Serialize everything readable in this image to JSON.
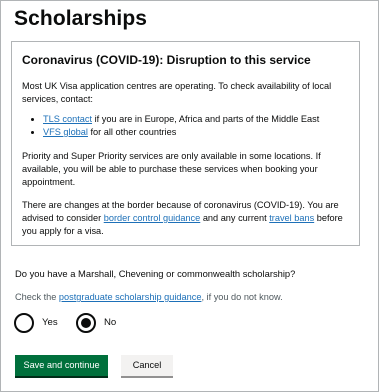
{
  "page": {
    "title": "Scholarships"
  },
  "notice": {
    "heading": "Coronavirus (COVID-19): Disruption to this service",
    "intro": "Most UK Visa application centres are operating. To check availability of local services, contact:",
    "contacts": [
      {
        "link_text": "TLS contact",
        "rest": " if you are in Europe, Africa and parts of the Middle East"
      },
      {
        "link_text": "VFS global",
        "rest": " for all other countries"
      }
    ],
    "priority": "Priority and Super Priority services are only available in some locations. If available, you will be able to purchase these services when booking your appointment.",
    "border": {
      "before": "There are changes at the border because of coronavirus (COVID-19). You are advised to consider ",
      "link1": "border control guidance",
      "middle": " and any current ",
      "link2": "travel bans",
      "after": " before you apply for a visa."
    }
  },
  "question": {
    "text": "Do you have a Marshall, Chevening or commonwealth scholarship?",
    "hint_before": "Check the ",
    "hint_link": "postgraduate scholarship guidance",
    "hint_after": ", if you do not know."
  },
  "options": {
    "yes_label": "Yes",
    "no_label": "No",
    "selected": "No"
  },
  "actions": {
    "save_label": "Save and continue",
    "cancel_label": "Cancel"
  },
  "colors": {
    "link": "#1d70b8",
    "primary_button": "#00703c",
    "secondary_button": "#f3f2f1",
    "text": "#0b0c0c",
    "border": "#b1b4b6"
  }
}
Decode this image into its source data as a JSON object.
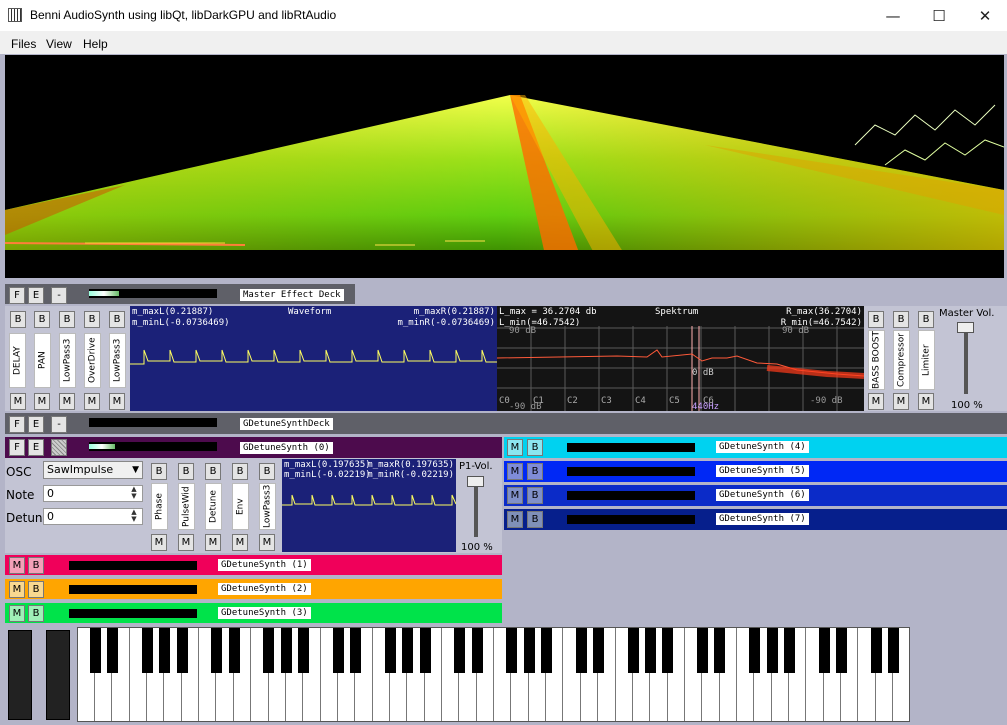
{
  "window": {
    "title": "Benni AudioSynth using libQt, libDarkGPU and libRtAudio",
    "min": "—",
    "max": "☐",
    "close": "✕"
  },
  "menu": [
    "Files",
    "View",
    "Help"
  ],
  "btn": {
    "f": "F",
    "e": "E",
    "b": "B",
    "m": "M",
    "dash": "-"
  },
  "master": {
    "deck_label": "Master Effect Deck",
    "effects": [
      "DELAY",
      "PAN",
      "LowPass3",
      "OverDrive",
      "LowPass3"
    ],
    "post": [
      "BASS BOOST",
      "Compressor",
      "Limiter"
    ],
    "vol_label": "Master Vol.",
    "vol_value": "100 %",
    "meter_level": 0.25
  },
  "waveform": {
    "title": "Waveform",
    "maxL": "m_maxL(0.21887)",
    "minL": "m_minL(-0.0736469)",
    "maxR": "m_maxR(0.21887)",
    "minR": "m_minR(-0.0736469)"
  },
  "spektrum": {
    "title": "Spektrum",
    "lmax": "L_max = 36.2704 db",
    "lmin": "L_min(=46.7542)",
    "rmax": "R_max(36.2704)",
    "rmin": "R_min(=46.7542)",
    "db_top_l": "90 dB",
    "db_top_r": "90 dB",
    "db_mid": "0 dB",
    "db_bot_l": "-90 dB",
    "db_bot_r": "-90 dB",
    "notes": [
      "C0",
      "C1",
      "C2",
      "C3",
      "C4",
      "C5",
      "C6"
    ],
    "marker": "440Hz"
  },
  "deck": {
    "label": "GDetuneSynthDeck"
  },
  "synth0": {
    "label": "GDetuneSynth (0)",
    "osc_label": "OSC",
    "osc_value": "SawImpulse",
    "note_label": "Note",
    "note_value": "0",
    "detune_label": "Detune",
    "detune_value": "0",
    "controls": [
      "Phase",
      "PulseWid",
      "Detune",
      "Env",
      "LowPass3"
    ],
    "maxL": "m_maxL(0.197635)",
    "maxR": "m_maxR(0.197635)",
    "minL": "m_minL(-0.02219)",
    "minR": "m_minR(-0.02219)",
    "vol_label": "P1-Vol.",
    "vol_value": "100 %"
  },
  "synths_left": [
    {
      "label": "GDetuneSynth (1)",
      "color": "#f0005a"
    },
    {
      "label": "GDetuneSynth (2)",
      "color": "#ffa500"
    },
    {
      "label": "GDetuneSynth (3)",
      "color": "#00e34a"
    }
  ],
  "synths_right": [
    {
      "label": "GDetuneSynth (4)",
      "color": "#00d2f0"
    },
    {
      "label": "GDetuneSynth (5)",
      "color": "#0028f5"
    },
    {
      "label": "GDetuneSynth (6)",
      "color": "#0b2bc8"
    },
    {
      "label": "GDetuneSynth (7)",
      "color": "#061f8c"
    }
  ]
}
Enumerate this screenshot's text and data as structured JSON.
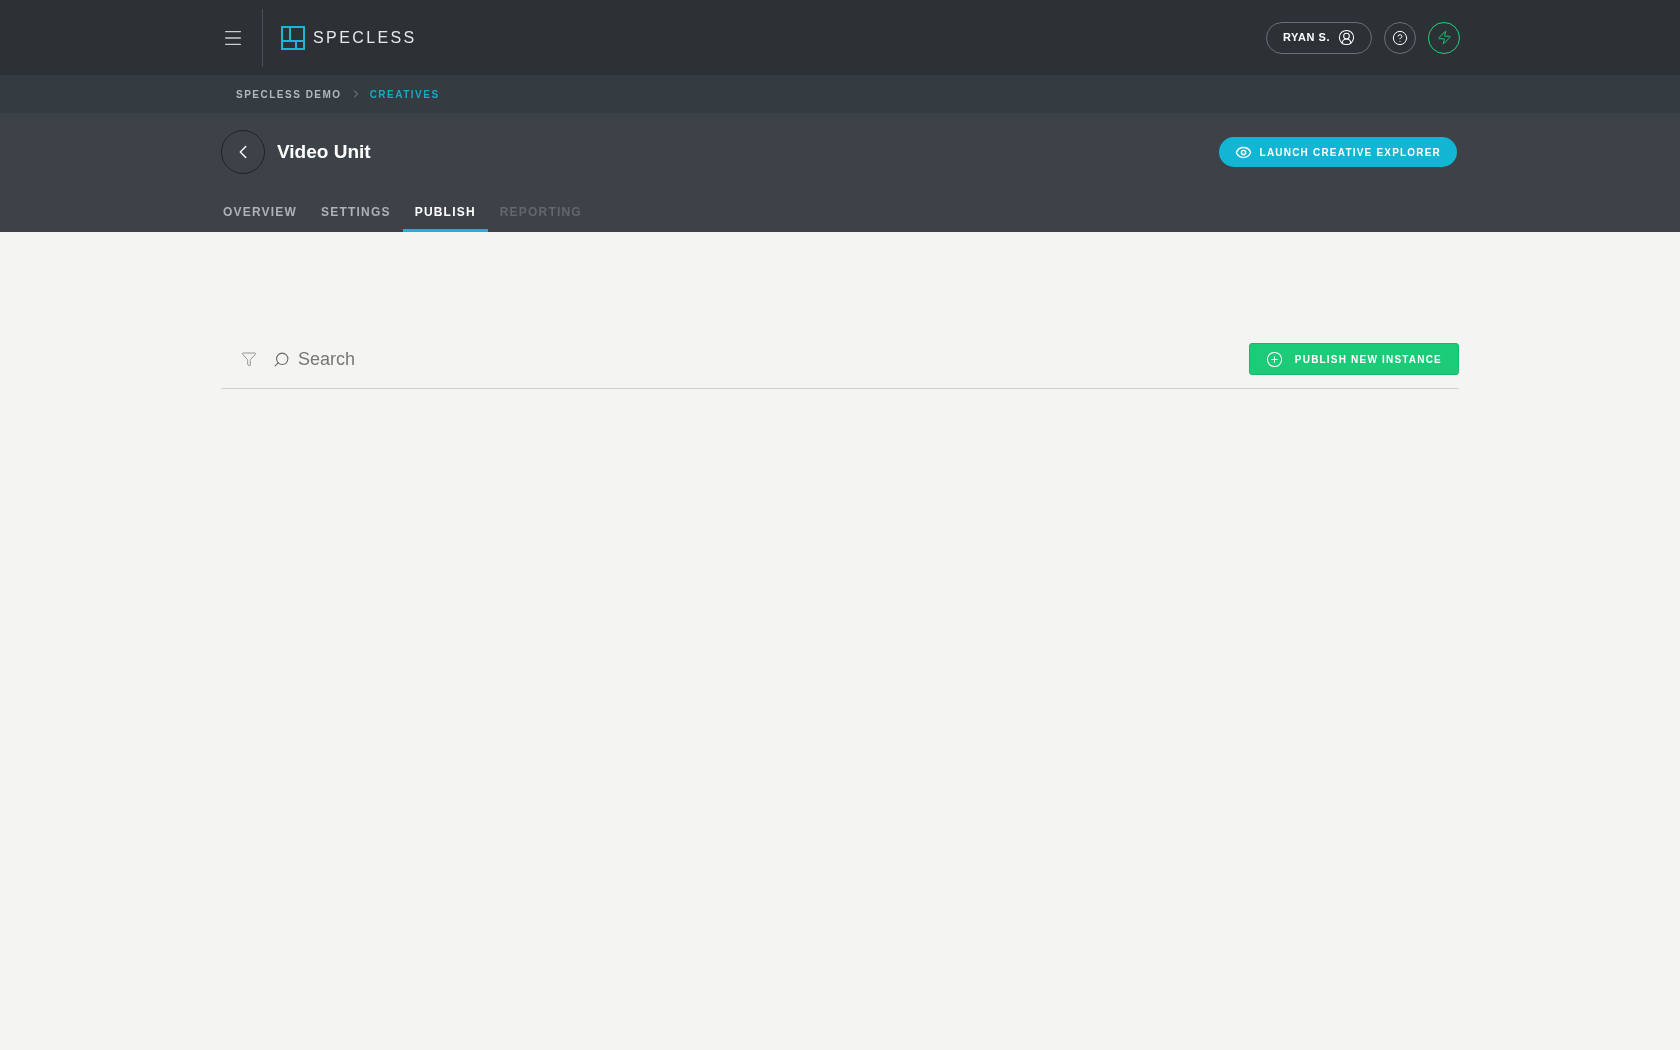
{
  "brand": "SPECLESS",
  "user": {
    "name": "RYAN S."
  },
  "breadcrumb": [
    {
      "label": "SPECLESS DEMO",
      "current": false
    },
    {
      "label": "CREATIVES",
      "current": true
    }
  ],
  "page": {
    "title": "Video Unit",
    "action": "LAUNCH CREATIVE EXPLORER"
  },
  "tabs": [
    {
      "label": "OVERVIEW",
      "selected": false,
      "disabled": false
    },
    {
      "label": "SETTINGS",
      "selected": false,
      "disabled": false
    },
    {
      "label": "PUBLISH",
      "selected": true,
      "disabled": false
    },
    {
      "label": "REPORTING",
      "selected": false,
      "disabled": true
    }
  ],
  "search": {
    "placeholder": "Search"
  },
  "publish_button": "PUBLISH NEW INSTANCE"
}
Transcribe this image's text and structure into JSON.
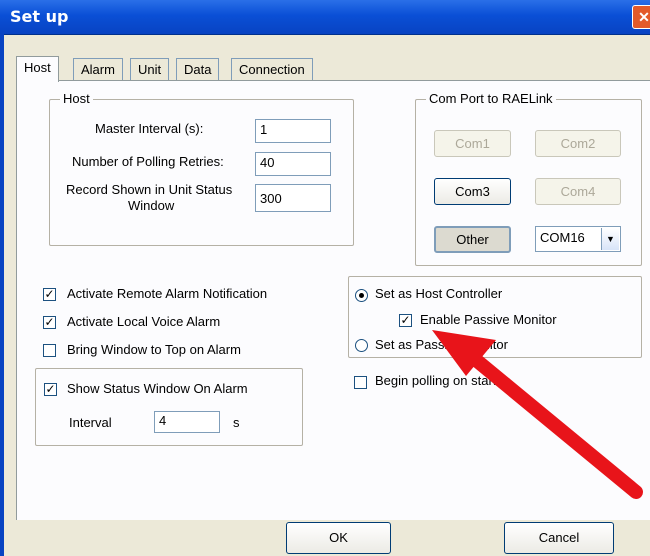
{
  "window": {
    "title": "Set up",
    "close_glyph": "✕"
  },
  "tabs": [
    {
      "label": "Host",
      "active": true
    },
    {
      "label": "Alarm"
    },
    {
      "label": "Unit"
    },
    {
      "label": "Data"
    },
    {
      "label": "Connection"
    }
  ],
  "host_group": {
    "legend": "Host",
    "master_interval_label": "Master Interval (s):",
    "master_interval_value": "1",
    "polling_retries_label": "Number of Polling Retries:",
    "polling_retries_value": "40",
    "record_shown_label_line1": "Record Shown in Unit Status",
    "record_shown_label_line2": "Window",
    "record_shown_value": "300"
  },
  "com_group": {
    "legend": "Com Port to RAELink",
    "com1": "Com1",
    "com2": "Com2",
    "com3": "Com3",
    "com4": "Com4",
    "other": "Other",
    "port_select": "COM16"
  },
  "options": {
    "remote_alarm": {
      "label": "Activate Remote Alarm Notification",
      "checked": true
    },
    "local_voice": {
      "label": "Activate Local Voice Alarm",
      "checked": true
    },
    "bring_to_top": {
      "label": "Bring Window to Top on Alarm",
      "checked": false
    },
    "show_status": {
      "label": "Show Status Window On Alarm",
      "checked": true
    },
    "interval_label": "Interval",
    "interval_value": "4",
    "interval_unit": "s"
  },
  "controller": {
    "host_controller": {
      "label": "Set as Host Controller",
      "selected": true
    },
    "passive_monitor_enable": {
      "label": "Enable Passive Monitor",
      "checked": true
    },
    "passive_monitor": {
      "label": "Set as Passive Monitor",
      "selected": false
    },
    "begin_polling": {
      "label": "Begin polling on startup",
      "checked": false
    }
  },
  "buttons": {
    "ok": "OK",
    "cancel": "Cancel"
  },
  "colors": {
    "annotation_arrow": "#e8141a",
    "title_bar": "#0a4fd6"
  }
}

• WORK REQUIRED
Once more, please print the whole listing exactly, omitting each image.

• EXERCISE OUTPUT
Serialize everything readable in this image to JSON.
{
  "page": {
    "title": "Scholarships"
  },
  "notice": {
    "heading": "Coronavirus (COVID-19): Disruption to this service",
    "intro": "Most UK Visa application centres are operating. To check availability of local services, contact:",
    "contacts": [
      {
        "link_text": "TLS contact",
        "rest": " if you are in Europe, Africa and parts of the Middle East"
      },
      {
        "link_text": "VFS global",
        "rest": " for all other countries"
      }
    ],
    "priority": "Priority and Super Priority services are only available in some locations. If available, you will be able to purchase these services when booking your appointment.",
    "border": {
      "before": "There are changes at the border because of coronavirus (COVID-19). You are advised to consider ",
      "link1": "border control guidance",
      "middle": " and any current ",
      "link2": "travel bans",
      "after": " before you apply for a visa."
    }
  },
  "question": {
    "text": "Do you have a Marshall, Chevening or commonwealth scholarship?",
    "hint_before": "Check the ",
    "hint_link": "postgraduate scholarship guidance",
    "hint_after": ", if you do not know."
  },
  "options": {
    "yes_label": "Yes",
    "no_label": "No",
    "selected": "No"
  },
  "actions": {
    "save_label": "Save and continue",
    "cancel_label": "Cancel"
  },
  "colors": {
    "link": "#1d70b8",
    "primary_button": "#00703c",
    "secondary_button": "#f3f2f1",
    "text": "#0b0c0c",
    "border": "#b1b4b6"
  }
}
Decode this image into its source data as a JSON object.
{
  "window": {
    "title": "Benni AudioSynth using libQt, libDarkGPU and libRtAudio",
    "min": "—",
    "max": "☐",
    "close": "✕"
  },
  "menu": [
    "Files",
    "View",
    "Help"
  ],
  "btn": {
    "f": "F",
    "e": "E",
    "b": "B",
    "m": "M",
    "dash": "-"
  },
  "master": {
    "deck_label": "Master Effect Deck",
    "effects": [
      "DELAY",
      "PAN",
      "LowPass3",
      "OverDrive",
      "LowPass3"
    ],
    "post": [
      "BASS BOOST",
      "Compressor",
      "Limiter"
    ],
    "vol_label": "Master Vol.",
    "vol_value": "100 %",
    "meter_level": 0.25
  },
  "waveform": {
    "title": "Waveform",
    "maxL": "m_maxL(0.21887)",
    "minL": "m_minL(-0.0736469)",
    "maxR": "m_maxR(0.21887)",
    "minR": "m_minR(-0.0736469)"
  },
  "spektrum": {
    "title": "Spektrum",
    "lmax": "L_max = 36.2704 db",
    "lmin": "L_min(=46.7542)",
    "rmax": "R_max(36.2704)",
    "rmin": "R_min(=46.7542)",
    "db_top_l": "90 dB",
    "db_top_r": "90 dB",
    "db_mid": "0 dB",
    "db_bot_l": "-90 dB",
    "db_bot_r": "-90 dB",
    "notes": [
      "C0",
      "C1",
      "C2",
      "C3",
      "C4",
      "C5",
      "C6"
    ],
    "marker": "440Hz"
  },
  "deck": {
    "label": "GDetuneSynthDeck"
  },
  "synth0": {
    "label": "GDetuneSynth (0)",
    "osc_label": "OSC",
    "osc_value": "SawImpulse",
    "note_label": "Note",
    "note_value": "0",
    "detune_label": "Detune",
    "detune_value": "0",
    "controls": [
      "Phase",
      "PulseWid",
      "Detune",
      "Env",
      "LowPass3"
    ],
    "maxL": "m_maxL(0.197635)",
    "maxR": "m_maxR(0.197635)",
    "minL": "m_minL(-0.02219)",
    "minR": "m_minR(-0.02219)",
    "vol_label": "P1-Vol.",
    "vol_value": "100 %"
  },
  "synths_left": [
    {
      "label": "GDetuneSynth (1)",
      "color": "#f0005a"
    },
    {
      "label": "GDetuneSynth (2)",
      "color": "#ffa500"
    },
    {
      "label": "GDetuneSynth (3)",
      "color": "#00e34a"
    }
  ],
  "synths_right": [
    {
      "label": "GDetuneSynth (4)",
      "color": "#00d2f0"
    },
    {
      "label": "GDetuneSynth (5)",
      "color": "#0028f5"
    },
    {
      "label": "GDetuneSynth (6)",
      "color": "#0b2bc8"
    },
    {
      "label": "GDetuneSynth (7)",
      "color": "#061f8c"
    }
  ]
}
Enumerate this screenshot's text and data as structured JSON.
{
  "brand": "SPECLESS",
  "user": {
    "name": "RYAN S."
  },
  "breadcrumb": [
    {
      "label": "SPECLESS DEMO",
      "current": false
    },
    {
      "label": "CREATIVES",
      "current": true
    }
  ],
  "page": {
    "title": "Video Unit",
    "action": "LAUNCH CREATIVE EXPLORER"
  },
  "tabs": [
    {
      "label": "OVERVIEW",
      "selected": false,
      "disabled": false
    },
    {
      "label": "SETTINGS",
      "selected": false,
      "disabled": false
    },
    {
      "label": "PUBLISH",
      "selected": true,
      "disabled": false
    },
    {
      "label": "REPORTING",
      "selected": false,
      "disabled": true
    }
  ],
  "search": {
    "placeholder": "Search"
  },
  "publish_button": "PUBLISH NEW INSTANCE"
}
Transcribe this image's text and structure into JSON.
{
  "window": {
    "title": "Set up",
    "close_glyph": "✕"
  },
  "tabs": [
    {
      "label": "Host",
      "active": true
    },
    {
      "label": "Alarm"
    },
    {
      "label": "Unit"
    },
    {
      "label": "Data"
    },
    {
      "label": "Connection"
    }
  ],
  "host_group": {
    "legend": "Host",
    "master_interval_label": "Master Interval (s):",
    "master_interval_value": "1",
    "polling_retries_label": "Number of Polling Retries:",
    "polling_retries_value": "40",
    "record_shown_label_line1": "Record Shown in Unit Status",
    "record_shown_label_line2": "Window",
    "record_shown_value": "300"
  },
  "com_group": {
    "legend": "Com Port to RAELink",
    "com1": "Com1",
    "com2": "Com2",
    "com3": "Com3",
    "com4": "Com4",
    "other": "Other",
    "port_select": "COM16"
  },
  "options": {
    "remote_alarm": {
      "label": "Activate Remote Alarm Notification",
      "checked": true
    },
    "local_voice": {
      "label": "Activate Local Voice Alarm",
      "checked": true
    },
    "bring_to_top": {
      "label": "Bring Window to Top on Alarm",
      "checked": false
    },
    "show_status": {
      "label": "Show Status Window On Alarm",
      "checked": true
    },
    "interval_label": "Interval",
    "interval_value": "4",
    "interval_unit": "s"
  },
  "controller": {
    "host_controller": {
      "label": "Set as Host Controller",
      "selected": true
    },
    "passive_monitor_enable": {
      "label": "Enable Passive Monitor",
      "checked": true
    },
    "passive_monitor": {
      "label": "Set as Passive Monitor",
      "selected": false
    },
    "begin_polling": {
      "label": "Begin polling on startup",
      "checked": false
    }
  },
  "buttons": {
    "ok": "OK",
    "cancel": "Cancel"
  },
  "colors": {
    "annotation_arrow": "#e8141a",
    "title_bar": "#0a4fd6"
  }
}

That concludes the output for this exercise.